Skip to main content.

San Diego

Picture of Paul Sisson

Are California hospitals doing a better job of preventing serious mistakes in the wake of a state program that issues high-profile penalties for such errors? One reporter finds reasons for doubt in the data.

Picture of Paul Sisson

In 2012, a surgical team mistakenly removed Paul Kibbett’s healthy left kidney rather than the cancerous tumor on the right side. Since then, the hospital has worked to build a culture where reporting mistakes is celebrated.

Picture of Leonardo Castaneda

Working with data, it’s often easy to forget that each entry represents a real human being. An opioid abuse epidemic like the one taking place in San Diego isn’t just a statistically significant outlier — it’s a series of individual human tragedies.

Picture of Neda Iranpour
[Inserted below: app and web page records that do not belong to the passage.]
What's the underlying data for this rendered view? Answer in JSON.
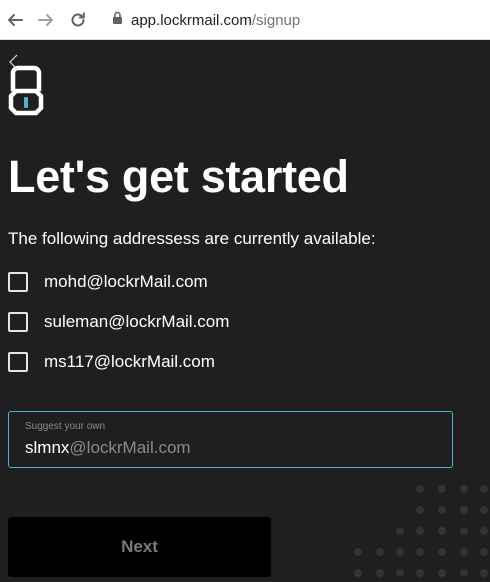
{
  "browser": {
    "url_host": "app.lockrmail.com",
    "url_path": "/signup"
  },
  "page": {
    "title": "Let's get started",
    "subtitle": "The following addressess are currently available:",
    "options": [
      {
        "label": "mohd@lockrMail.com",
        "checked": false
      },
      {
        "label": "suleman@lockrMail.com",
        "checked": false
      },
      {
        "label": "ms117@lockrMail.com",
        "checked": false
      }
    ],
    "suggest": {
      "label": "Suggest your own",
      "typed": "slmnx",
      "domain": "@lockrMail.com"
    },
    "next_label": "Next"
  },
  "colors": {
    "background": "#1f1f1f",
    "accent": "#4fb3d1",
    "text": "#ffffff",
    "muted": "#8a8a8a",
    "button": "#000000"
  }
}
My fellowship project was prompted by a question I’d been wondering about: Might mindfulness be a “prescription” for our health care system? I have heard from countless people who told me how meditating had changed their life. So why is it not more commonly recommended by providers?

Picture of Paul Sisson

Starting in 2007, California’s hospital administrative penalties program was designed to bring greater accountability to hospitals that commit “never events” and put patients in immediate jeopardy. So, what does the data tell us about how well it's working?

Picture of Megan Burke

Michelle Kwik's son, Evan, showed signs of mental illness when he was 12 years old. This past February, he shot and killed himself after a 10-hour standoff with San Diego Sheriff's Deputies. Kwik agreed to share her personal experience trying to get help for her son.

Picture of Derryl Acosta

I recently attended a forum hosted by the USC Annenberg's California Endowment Health Journalism Fellowships, The California Endowment and Media Impact Funders focusing on the opportunity for philanthropies to utilize media to make the world a better place.

Picture of Jane Stevens

"Adverse childhood experience" has become a buzzword in social services, public health, education, pediatrics and even business. Do you know your own ACE score?

Picture of Raquel Orellana

Does being part of an organization that "works to reduce hidden risks to the health, safety, and well-being of American consumers" sound like a job for you? Don’t miss our featured opportunity. 

Picture of Raquel Orellana

Gainesville is quickly growing into the medical hub of Florida. Check out this week’s featured opportunity to report from an area with three hospitals and several biotech operations.

Pages

Announcements

The pandemic has thrown into brutal relief the extent to which the U.S. health care system produces worse outcomes for patients of color. And yet there has been scant focus on one of the biggest drivers of structural racism in health care: How doctors and hospitals are paid. In this webinar, we’ll highlight the ways in which the health care system’s focus on money and good grades is shortchanging the health of communities of color. Sign-up here!

U.S. children and teens have struggled with increasing rates of depression, anxiety and suicidal behavior for much of the past decade. Join us as we explore the systemic causes and policy failures that have accelerated the crisis and its inequitable impact, as well as promising community-driven approaches and evidence-based practices. The webinar will provide fresh ideas for reporting on the mental health of youth and investigating the systems and services. Sign-up here!

The USC Center for Health Journalism at the Annenberg School for Communication and Journalism is seeking two Engagement Editors and a social media consultant to join its team. Learn more about the positions and apply.

CONNECT WITH THE COMMUNITY

Follow Us

Facebook


Twitter

CHJ Icon
ReportingHealth